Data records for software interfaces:
= = = = = = =

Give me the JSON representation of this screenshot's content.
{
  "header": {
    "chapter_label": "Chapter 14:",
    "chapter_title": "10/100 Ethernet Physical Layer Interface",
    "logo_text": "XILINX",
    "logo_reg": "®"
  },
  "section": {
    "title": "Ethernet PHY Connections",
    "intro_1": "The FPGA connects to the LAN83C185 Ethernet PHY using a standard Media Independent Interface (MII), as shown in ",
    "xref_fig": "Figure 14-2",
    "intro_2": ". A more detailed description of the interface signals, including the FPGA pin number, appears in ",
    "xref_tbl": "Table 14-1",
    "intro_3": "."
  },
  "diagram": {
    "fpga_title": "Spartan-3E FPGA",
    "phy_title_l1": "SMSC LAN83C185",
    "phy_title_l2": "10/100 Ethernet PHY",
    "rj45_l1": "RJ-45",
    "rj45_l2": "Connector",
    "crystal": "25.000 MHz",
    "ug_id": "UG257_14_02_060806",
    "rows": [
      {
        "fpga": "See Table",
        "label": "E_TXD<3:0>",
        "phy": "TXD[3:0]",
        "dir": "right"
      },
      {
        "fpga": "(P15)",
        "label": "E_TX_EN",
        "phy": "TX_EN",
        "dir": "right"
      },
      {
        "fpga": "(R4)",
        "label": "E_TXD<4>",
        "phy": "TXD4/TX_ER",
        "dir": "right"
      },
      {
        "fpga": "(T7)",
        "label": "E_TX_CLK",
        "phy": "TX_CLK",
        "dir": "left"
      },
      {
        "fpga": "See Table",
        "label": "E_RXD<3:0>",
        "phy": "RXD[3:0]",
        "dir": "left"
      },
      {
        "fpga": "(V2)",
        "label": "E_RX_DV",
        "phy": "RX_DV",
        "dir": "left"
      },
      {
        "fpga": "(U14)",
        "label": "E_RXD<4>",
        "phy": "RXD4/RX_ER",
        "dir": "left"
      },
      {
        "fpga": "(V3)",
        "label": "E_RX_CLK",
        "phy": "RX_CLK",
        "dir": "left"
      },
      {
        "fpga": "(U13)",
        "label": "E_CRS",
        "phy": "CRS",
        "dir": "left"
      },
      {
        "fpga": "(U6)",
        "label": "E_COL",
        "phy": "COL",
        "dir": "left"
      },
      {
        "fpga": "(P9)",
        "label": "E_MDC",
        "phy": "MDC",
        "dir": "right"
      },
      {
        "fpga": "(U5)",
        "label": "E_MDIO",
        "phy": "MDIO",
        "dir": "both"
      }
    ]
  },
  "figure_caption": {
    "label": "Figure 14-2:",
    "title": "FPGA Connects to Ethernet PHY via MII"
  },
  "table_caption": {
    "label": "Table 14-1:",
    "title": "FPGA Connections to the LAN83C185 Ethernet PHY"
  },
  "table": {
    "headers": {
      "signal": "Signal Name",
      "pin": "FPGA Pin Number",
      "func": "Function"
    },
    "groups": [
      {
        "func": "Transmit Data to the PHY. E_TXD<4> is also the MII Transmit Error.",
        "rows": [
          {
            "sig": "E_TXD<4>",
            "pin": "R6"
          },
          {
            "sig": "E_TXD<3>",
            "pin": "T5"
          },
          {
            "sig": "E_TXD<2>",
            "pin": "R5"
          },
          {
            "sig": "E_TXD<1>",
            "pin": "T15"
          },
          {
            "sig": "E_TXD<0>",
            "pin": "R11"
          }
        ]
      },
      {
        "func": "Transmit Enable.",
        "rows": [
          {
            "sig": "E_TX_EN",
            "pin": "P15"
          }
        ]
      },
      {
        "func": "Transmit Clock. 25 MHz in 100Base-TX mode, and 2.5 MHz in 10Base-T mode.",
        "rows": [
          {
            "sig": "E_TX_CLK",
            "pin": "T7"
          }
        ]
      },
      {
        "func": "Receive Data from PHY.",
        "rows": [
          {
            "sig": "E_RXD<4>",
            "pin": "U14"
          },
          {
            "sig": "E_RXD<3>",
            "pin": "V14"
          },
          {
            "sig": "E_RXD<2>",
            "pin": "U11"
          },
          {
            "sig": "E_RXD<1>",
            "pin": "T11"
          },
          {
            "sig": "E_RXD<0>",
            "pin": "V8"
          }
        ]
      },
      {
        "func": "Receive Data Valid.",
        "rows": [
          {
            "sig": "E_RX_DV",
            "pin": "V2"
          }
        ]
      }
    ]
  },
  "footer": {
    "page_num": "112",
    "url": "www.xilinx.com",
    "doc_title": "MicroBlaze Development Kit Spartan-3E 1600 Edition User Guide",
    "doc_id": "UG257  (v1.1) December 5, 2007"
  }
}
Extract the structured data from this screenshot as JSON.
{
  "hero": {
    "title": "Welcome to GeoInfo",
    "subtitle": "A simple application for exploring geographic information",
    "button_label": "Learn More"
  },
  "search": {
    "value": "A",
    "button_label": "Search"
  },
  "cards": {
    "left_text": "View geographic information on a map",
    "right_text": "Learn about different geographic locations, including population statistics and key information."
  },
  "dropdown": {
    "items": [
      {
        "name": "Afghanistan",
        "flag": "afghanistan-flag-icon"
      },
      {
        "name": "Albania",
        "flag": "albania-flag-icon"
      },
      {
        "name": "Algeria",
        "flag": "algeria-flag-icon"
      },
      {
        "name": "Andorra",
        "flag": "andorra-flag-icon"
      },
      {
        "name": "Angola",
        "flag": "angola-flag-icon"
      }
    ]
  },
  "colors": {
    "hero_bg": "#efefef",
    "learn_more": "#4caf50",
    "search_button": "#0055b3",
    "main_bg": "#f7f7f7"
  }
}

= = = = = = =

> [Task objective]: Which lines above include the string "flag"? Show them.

> [Solution for this exercise]:
        "flag": "afghanistan-flag-icon"
        "flag": "albania-flag-icon"
        "flag": "algeria-flag-icon"
        "flag": "andorra-flag-icon"
        "flag": "angola-flag-icon"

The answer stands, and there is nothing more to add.